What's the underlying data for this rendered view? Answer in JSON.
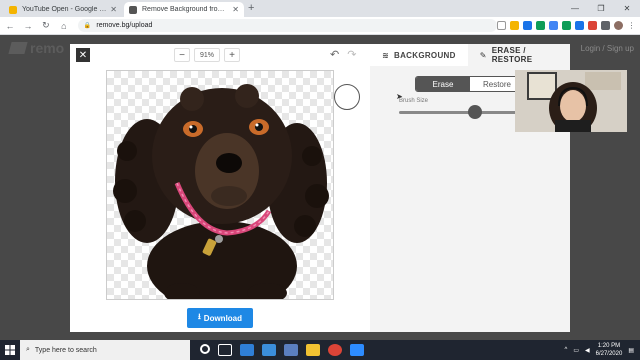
{
  "browser": {
    "tabs": [
      {
        "title": "YouTube Open - Google Slides",
        "favicon_color": "#f4b400",
        "active": false
      },
      {
        "title": "Remove Background from Imag",
        "favicon_color": "#555555",
        "active": true
      }
    ],
    "new_tab": "+",
    "window_controls": {
      "minimize": "—",
      "maximize": "❐",
      "close": "✕"
    },
    "url": "remove.bg/upload",
    "nav": {
      "back": "←",
      "forward": "→",
      "reload": "↻",
      "home": "⌂"
    }
  },
  "site": {
    "logo_text": "remo",
    "header_link": "Login / Sign up"
  },
  "editor": {
    "close": "✕",
    "zoom_out": "−",
    "zoom_value": "91%",
    "zoom_in": "+",
    "undo": "↶",
    "redo": "↷",
    "download_label": "Download",
    "download_icon": "⭳"
  },
  "panel": {
    "tabs": [
      {
        "label": "BACKGROUND",
        "icon": "layers-icon"
      },
      {
        "label": "ERASE / RESTORE",
        "icon": "brush-icon"
      }
    ],
    "modes": {
      "erase": "Erase",
      "restore": "Restore",
      "selected": "Erase"
    },
    "brush_size_label": "Brush Size",
    "brush_size_fraction": 0.63
  },
  "taskbar": {
    "search_placeholder": "Type here to search",
    "time": "1:20 PM",
    "date": "6/27/2020"
  },
  "colors": {
    "accent_blue": "#1e88e5",
    "dark_button": "#555555",
    "dog_fur": "#2a1d17",
    "collar": "#d9477a"
  }
}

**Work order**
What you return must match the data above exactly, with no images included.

**Result for this task**
What's the underlying data for this rendered view? Answer in JSON.
{
  "browser": {
    "tabs": [
      {
        "title": "YouTube Open - Google Slides",
        "favicon_color": "#f4b400",
        "active": false
      },
      {
        "title": "Remove Background from Imag",
        "favicon_color": "#555555",
        "active": true
      }
    ],
    "new_tab": "+",
    "window_controls": {
      "minimize": "—",
      "maximize": "❐",
      "close": "✕"
    },
    "url": "remove.bg/upload",
    "nav": {
      "back": "←",
      "forward": "→",
      "reload": "↻",
      "home": "⌂"
    }
  },
  "site": {
    "logo_text": "remo",
    "header_link": "Login / Sign up"
  },
  "editor": {
    "close": "✕",
    "zoom_out": "−",
    "zoom_value": "91%",
    "zoom_in": "+",
    "undo": "↶",
    "redo": "↷",
    "download_label": "Download",
    "download_icon": "⭳"
  },
  "panel": {
    "tabs": [
      {
        "label": "BACKGROUND",
        "icon": "layers-icon"
      },
      {
        "label": "ERASE / RESTORE",
        "icon": "brush-icon"
      }
    ],
    "modes": {
      "erase": "Erase",
      "restore": "Restore",
      "selected": "Erase"
    },
    "brush_size_label": "Brush Size",
    "brush_size_fraction": 0.63
  },
  "taskbar": {
    "search_placeholder": "Type here to search",
    "time": "1:20 PM",
    "date": "6/27/2020"
  },
  "colors": {
    "accent_blue": "#1e88e5",
    "dark_button": "#555555",
    "dog_fur": "#2a1d17",
    "collar": "#d9477a"
  }
}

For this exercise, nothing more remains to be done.